Can you write out the whole listing exactly?

Information provided –
-------
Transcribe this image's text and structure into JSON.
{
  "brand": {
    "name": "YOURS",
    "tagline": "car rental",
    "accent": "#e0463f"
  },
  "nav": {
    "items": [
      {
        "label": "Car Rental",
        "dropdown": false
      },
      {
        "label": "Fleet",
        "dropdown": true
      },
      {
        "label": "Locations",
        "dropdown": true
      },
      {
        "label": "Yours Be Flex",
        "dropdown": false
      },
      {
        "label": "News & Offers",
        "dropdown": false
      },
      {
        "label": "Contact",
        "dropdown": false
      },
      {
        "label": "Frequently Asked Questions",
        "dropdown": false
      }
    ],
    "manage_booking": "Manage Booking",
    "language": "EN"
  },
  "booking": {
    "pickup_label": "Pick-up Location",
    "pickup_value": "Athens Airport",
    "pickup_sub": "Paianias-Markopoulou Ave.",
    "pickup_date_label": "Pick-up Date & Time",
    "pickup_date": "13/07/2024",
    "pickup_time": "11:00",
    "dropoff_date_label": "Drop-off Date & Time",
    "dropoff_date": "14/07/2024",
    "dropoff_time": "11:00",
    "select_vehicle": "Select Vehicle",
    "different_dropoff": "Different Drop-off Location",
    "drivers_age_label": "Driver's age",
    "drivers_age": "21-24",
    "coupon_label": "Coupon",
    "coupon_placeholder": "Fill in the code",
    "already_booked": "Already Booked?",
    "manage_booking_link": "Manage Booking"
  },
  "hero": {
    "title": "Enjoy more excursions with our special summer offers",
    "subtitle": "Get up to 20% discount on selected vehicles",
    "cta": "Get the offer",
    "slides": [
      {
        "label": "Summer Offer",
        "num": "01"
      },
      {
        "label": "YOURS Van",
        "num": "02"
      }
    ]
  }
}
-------
Answer section –
Transcribe this image's text and structure into JSON.
{
  "brand": {
    "name": "YOURS",
    "tagline": "car rental",
    "accent": "#e0463f"
  },
  "nav": {
    "items": [
      {
        "label": "Car Rental",
        "dropdown": false
      },
      {
        "label": "Fleet",
        "dropdown": true
      },
      {
        "label": "Locations",
        "dropdown": true
      },
      {
        "label": "Yours Be Flex",
        "dropdown": false
      },
      {
        "label": "News & Offers",
        "dropdown": false
      },
      {
        "label": "Contact",
        "dropdown": false
      },
      {
        "label": "Frequently Asked Questions",
        "dropdown": false
      }
    ],
    "manage_booking": "Manage Booking",
    "language": "EN"
  },
  "booking": {
    "pickup_label": "Pick-up Location",
    "pickup_value": "Athens Airport",
    "pickup_sub": "Paianias-Markopoulou Ave.",
    "pickup_date_label": "Pick-up Date & Time",
    "pickup_date": "13/07/2024",
    "pickup_time": "11:00",
    "dropoff_date_label": "Drop-off Date & Time",
    "dropoff_date": "14/07/2024",
    "dropoff_time": "11:00",
    "select_vehicle": "Select Vehicle",
    "different_dropoff": "Different Drop-off Location",
    "drivers_age_label": "Driver's age",
    "drivers_age": "21-24",
    "coupon_label": "Coupon",
    "coupon_placeholder": "Fill in the code",
    "already_booked": "Already Booked?",
    "manage_booking_link": "Manage Booking"
  },
  "hero": {
    "title": "Enjoy more excursions with our special summer offers",
    "subtitle": "Get up to 20% discount on selected vehicles",
    "cta": "Get the offer",
    "slides": [
      {
        "label": "Summer Offer",
        "num": "01"
      },
      {
        "label": "YOURS Van",
        "num": "02"
      }
    ]
  }
}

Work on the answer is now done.